It's not a good time to be a pheasant in Iowa. After two long, hard winters, regular spring flooding and the Flood of 2008, the state's pheasant population is at an all-time low.
For the Aldo Leopold Chapter of Pheasants Forever, the declining pheasant population is a big concern. The group celebrated 21 years of grassroots conservation efforts during its annual banquet Saturday night at Pzazz Convention and Event Center.
Besides a dinner, the night was filled with games, raffles, prizes and a live and silent auction that featured more than 60 items, including several high-powered rifles and shotguns.
"The purpose of our organization is conservation, preserving and establishing wildlife habitats and educating youth about conservation," said Aldo Leopold chapter president Christa Perkins. "Every dollar we raise stays under local control."
More than 250 people comprised of chapter members and their families attended the banquet, which Perkins hoped would raise between $18,000 and $20,000 for the organization like it did last year.
The Aldo Leopold chapter has spent more than $100,000 on habitat restoration efforts affecting 5,000 acres in Des Moines County, and has spent more than $30,000 on conservation education programs.
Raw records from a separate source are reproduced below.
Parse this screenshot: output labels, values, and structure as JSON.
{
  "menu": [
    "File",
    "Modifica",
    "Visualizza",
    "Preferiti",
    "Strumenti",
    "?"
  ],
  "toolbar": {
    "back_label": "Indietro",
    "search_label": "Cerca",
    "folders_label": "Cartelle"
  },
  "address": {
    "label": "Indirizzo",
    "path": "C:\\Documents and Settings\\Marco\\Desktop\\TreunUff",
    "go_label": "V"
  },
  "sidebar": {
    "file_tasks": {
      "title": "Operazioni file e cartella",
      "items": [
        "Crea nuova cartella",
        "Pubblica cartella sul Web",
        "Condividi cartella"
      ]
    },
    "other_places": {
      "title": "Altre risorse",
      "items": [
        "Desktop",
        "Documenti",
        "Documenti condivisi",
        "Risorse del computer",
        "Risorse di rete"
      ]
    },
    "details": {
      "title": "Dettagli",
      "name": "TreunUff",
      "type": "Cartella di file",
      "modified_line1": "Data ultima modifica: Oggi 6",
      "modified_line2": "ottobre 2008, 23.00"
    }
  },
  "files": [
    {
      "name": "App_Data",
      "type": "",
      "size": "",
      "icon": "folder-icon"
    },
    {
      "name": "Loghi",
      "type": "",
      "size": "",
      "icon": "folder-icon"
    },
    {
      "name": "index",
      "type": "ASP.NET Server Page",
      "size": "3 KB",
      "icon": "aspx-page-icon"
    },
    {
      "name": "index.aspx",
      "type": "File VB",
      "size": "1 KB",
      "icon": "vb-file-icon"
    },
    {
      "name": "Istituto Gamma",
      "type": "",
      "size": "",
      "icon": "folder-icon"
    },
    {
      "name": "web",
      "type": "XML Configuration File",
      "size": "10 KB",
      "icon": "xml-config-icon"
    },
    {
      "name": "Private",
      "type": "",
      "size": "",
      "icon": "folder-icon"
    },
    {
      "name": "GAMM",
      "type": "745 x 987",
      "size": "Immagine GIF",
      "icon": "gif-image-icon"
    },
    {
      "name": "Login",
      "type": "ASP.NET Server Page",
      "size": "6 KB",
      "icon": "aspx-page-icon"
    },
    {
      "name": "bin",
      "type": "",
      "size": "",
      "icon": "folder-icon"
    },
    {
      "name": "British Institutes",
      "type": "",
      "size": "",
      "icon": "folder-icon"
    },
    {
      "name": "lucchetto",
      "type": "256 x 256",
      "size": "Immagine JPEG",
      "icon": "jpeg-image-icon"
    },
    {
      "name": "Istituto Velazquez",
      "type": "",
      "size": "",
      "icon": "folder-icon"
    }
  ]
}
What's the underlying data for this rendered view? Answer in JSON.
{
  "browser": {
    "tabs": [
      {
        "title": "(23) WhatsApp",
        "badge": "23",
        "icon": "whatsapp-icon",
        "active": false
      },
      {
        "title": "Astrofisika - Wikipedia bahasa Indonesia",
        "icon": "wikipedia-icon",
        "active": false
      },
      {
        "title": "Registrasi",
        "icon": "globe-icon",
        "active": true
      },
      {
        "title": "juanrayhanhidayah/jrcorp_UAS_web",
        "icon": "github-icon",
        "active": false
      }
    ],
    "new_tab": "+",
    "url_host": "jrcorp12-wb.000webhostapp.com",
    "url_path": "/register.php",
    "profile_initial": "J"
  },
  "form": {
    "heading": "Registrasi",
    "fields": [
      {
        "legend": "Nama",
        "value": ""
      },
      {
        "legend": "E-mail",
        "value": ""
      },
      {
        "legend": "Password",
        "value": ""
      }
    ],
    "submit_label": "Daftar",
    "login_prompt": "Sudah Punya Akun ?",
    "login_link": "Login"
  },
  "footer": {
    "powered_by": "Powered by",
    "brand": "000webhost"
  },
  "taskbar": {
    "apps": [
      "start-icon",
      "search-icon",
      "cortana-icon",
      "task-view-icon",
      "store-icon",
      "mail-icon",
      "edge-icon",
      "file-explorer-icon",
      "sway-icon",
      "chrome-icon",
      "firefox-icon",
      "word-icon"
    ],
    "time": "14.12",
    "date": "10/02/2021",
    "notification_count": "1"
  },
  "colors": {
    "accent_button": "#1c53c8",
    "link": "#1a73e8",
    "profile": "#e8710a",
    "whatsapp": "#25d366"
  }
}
One of their most visible programs is the annual Youth Outdoor Jamboree, which is a collaboration between Pheasants Forever, the Des Moines County Conservation Department and several other agencies.
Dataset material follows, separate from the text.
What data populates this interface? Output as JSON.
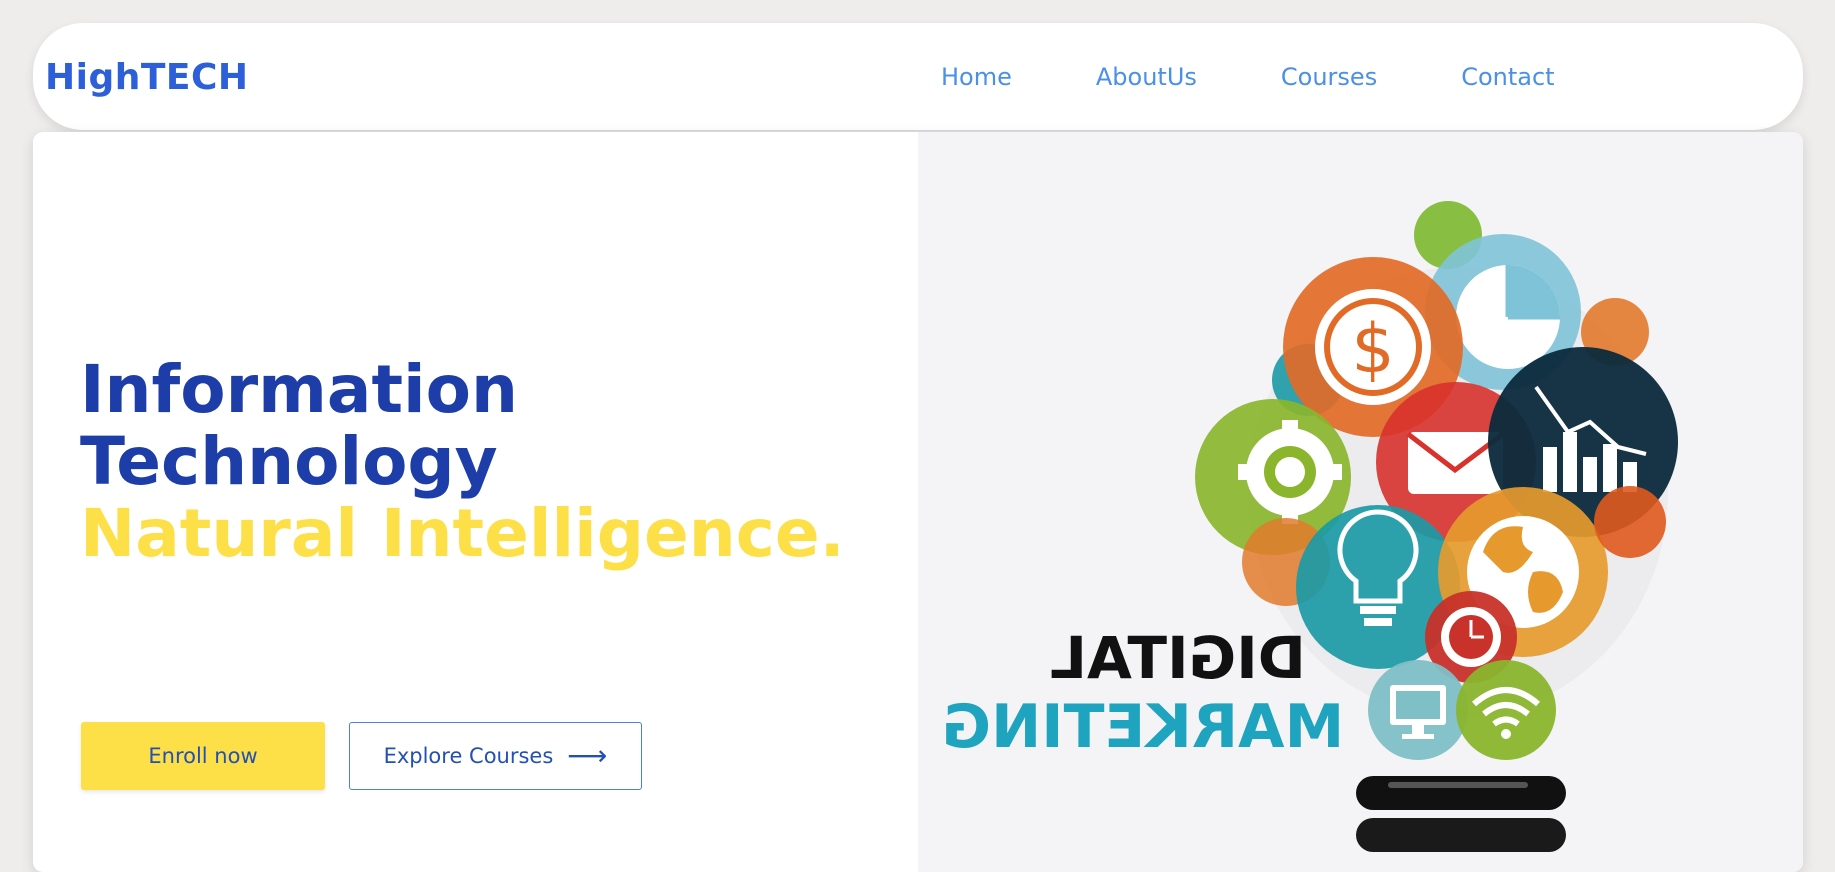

Despite their best efforts, the group can do little to stem the tide of Mother Nature and modern farming, so their only hope in preserving nesting spots for pheasants and quail is through Iowa's Conservation Reserve Program.
"The pheasant population is so down," said Chris Lee, DMC Conservation Natural Resource Manager and Aldo Leopold chapter member. "I hunted pretty hard this year, and I only saw eight or 10 birds."
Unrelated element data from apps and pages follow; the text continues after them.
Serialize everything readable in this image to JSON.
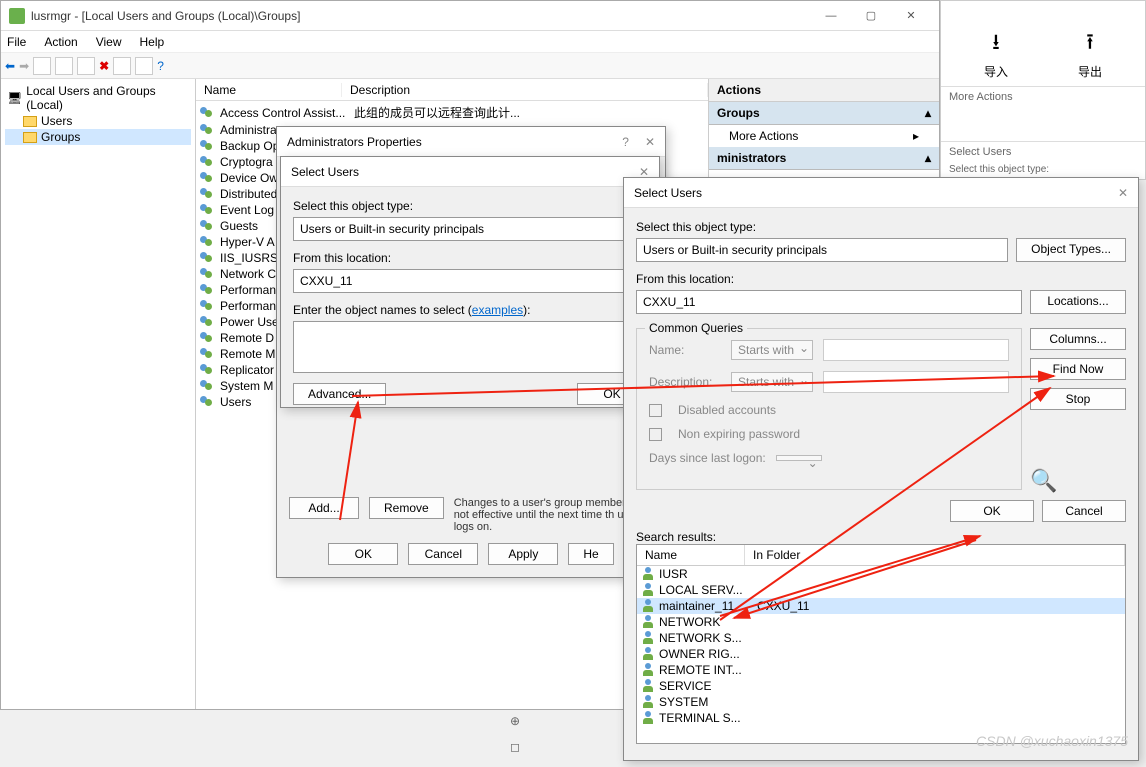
{
  "main_window": {
    "title": "lusrmgr - [Local Users and Groups (Local)\\Groups]",
    "menubar": [
      "File",
      "Action",
      "View",
      "Help"
    ],
    "tree_root": "Local Users and Groups (Local)",
    "tree_users": "Users",
    "tree_groups": "Groups",
    "list_headers": {
      "name": "Name",
      "desc": "Description"
    },
    "groups": [
      {
        "name": "Access Control Assist...",
        "desc": "此组的成员可以远程查询此计..."
      },
      {
        "name": "Administrators",
        "desc": ""
      },
      {
        "name": "Backup Op",
        "desc": ""
      },
      {
        "name": "Cryptogra",
        "desc": ""
      },
      {
        "name": "Device Ow",
        "desc": ""
      },
      {
        "name": "Distributed",
        "desc": ""
      },
      {
        "name": "Event Log",
        "desc": ""
      },
      {
        "name": "Guests",
        "desc": ""
      },
      {
        "name": "Hyper-V A",
        "desc": ""
      },
      {
        "name": "IIS_IUSRS",
        "desc": ""
      },
      {
        "name": "Network C",
        "desc": ""
      },
      {
        "name": "Performan",
        "desc": ""
      },
      {
        "name": "Performan",
        "desc": ""
      },
      {
        "name": "Power Use",
        "desc": ""
      },
      {
        "name": "Remote D",
        "desc": ""
      },
      {
        "name": "Remote M",
        "desc": ""
      },
      {
        "name": "Replicator",
        "desc": ""
      },
      {
        "name": "System M",
        "desc": ""
      },
      {
        "name": "Users",
        "desc": ""
      }
    ],
    "actions_header": "Actions",
    "actions_groups": "Groups",
    "actions_more": "More Actions",
    "actions_admins": "ministrators"
  },
  "bg": {
    "import": "导入",
    "export": "导出",
    "more_actions": "More Actions",
    "select_users": "Select Users",
    "select_type": "Select this object type:"
  },
  "admin_props": {
    "title": "Administrators Properties",
    "add": "Add...",
    "remove": "Remove",
    "note": "Changes to a user's group members are not effective until the next time th user logs on.",
    "ok": "OK",
    "cancel": "Cancel",
    "apply": "Apply",
    "help": "He"
  },
  "select_users_1": {
    "title": "Select Users",
    "obj_type_label": "Select this object type:",
    "obj_type": "Users or Built-in security principals",
    "loc_label": "From this location:",
    "loc": "CXXU_11",
    "enter_label": "Enter the object names to select",
    "examples": "examples",
    "advanced": "Advanced...",
    "ok": "OK"
  },
  "select_users_2": {
    "title": "Select Users",
    "obj_type_label": "Select this object type:",
    "obj_type": "Users or Built-in security principals",
    "obj_types_btn": "Object Types...",
    "loc_label": "From this location:",
    "loc": "CXXU_11",
    "locations_btn": "Locations...",
    "common_queries": "Common Queries",
    "name_label": "Name:",
    "desc_label": "Description:",
    "starts_with": "Starts with",
    "disabled": "Disabled accounts",
    "nonexp": "Non expiring password",
    "days_label": "Days since last logon:",
    "columns": "Columns...",
    "find_now": "Find Now",
    "stop": "Stop",
    "ok": "OK",
    "cancel": "Cancel",
    "search_results": "Search results:",
    "col_name": "Name",
    "col_folder": "In Folder",
    "results": [
      {
        "name": "IUSR",
        "folder": ""
      },
      {
        "name": "LOCAL SERV...",
        "folder": ""
      },
      {
        "name": "maintainer_11",
        "folder": "CXXU_11",
        "sel": true
      },
      {
        "name": "NETWORK",
        "folder": ""
      },
      {
        "name": "NETWORK S...",
        "folder": ""
      },
      {
        "name": "OWNER RIG...",
        "folder": ""
      },
      {
        "name": "REMOTE INT...",
        "folder": ""
      },
      {
        "name": "SERVICE",
        "folder": ""
      },
      {
        "name": "SYSTEM",
        "folder": ""
      },
      {
        "name": "TERMINAL S...",
        "folder": ""
      }
    ]
  },
  "watermark": "CSDN @xuchaoxin1375"
}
Though it's possible for pheasant populations to quickly bounce back due to the high number of eggs they lay, there may not be enough nesting ground left for that to happen. Lee said many 10-year CRP contracts with local land owners are expiring, which means nesting sites likely will be turned back into farmland. He blamed the push for ethanol fuel, which has many farmers planting more corn. At least 80 percent of Iowa's pheasant harvest occurs on private land.
"We've lost a swatch of habitat (in Iowa) as big as an eight-mile-wide strip of grassland from Davenport to Omaha," Lee said. "A good spring would help a bunch. The Pheasants Forever chapter is going like gangbusters, pushing hard legislatively."
Habitat chairman Butch Schmeiser, who was working the raffle table Saturday night, described the situation in even bleaker terms. He said more than 50 percent of local CRP contracts will be up for expiration before 2012. Besides corn, much of the land will be used for cattle pastures.
"At one time, we were No. 1 in pheasant population. We're now No. 10 and falling," Schmeiser said. "We have 1.7 million acres of CRP land, and at one time, we had 2.5 million acres. Those were the years we were number one."
But as long as there are dedicated volunteers, there is always hope.
"The only way it's going to improve is by improving the habitat we put in the ground. Pheasants are a grassland bird, so we need acres of grassland prairie," he said.
Lee and a group of Mediapolis fifth-graders are doing what they can to create natural habitat for quail and pheasants on 18 acres in Luckenbill Woods.
The children got a crash course in quail management before helping create winter escape cover for the quail. Lee will return with the children in spring to replant the prairie with diverse vegetation, which will serve as a habitat for quail and pheasant. After three or four years, the prairie will be burned to make way for new plant life.
"We need to maintain the prairies," Lee said.
And maybe the bird population will bounce back.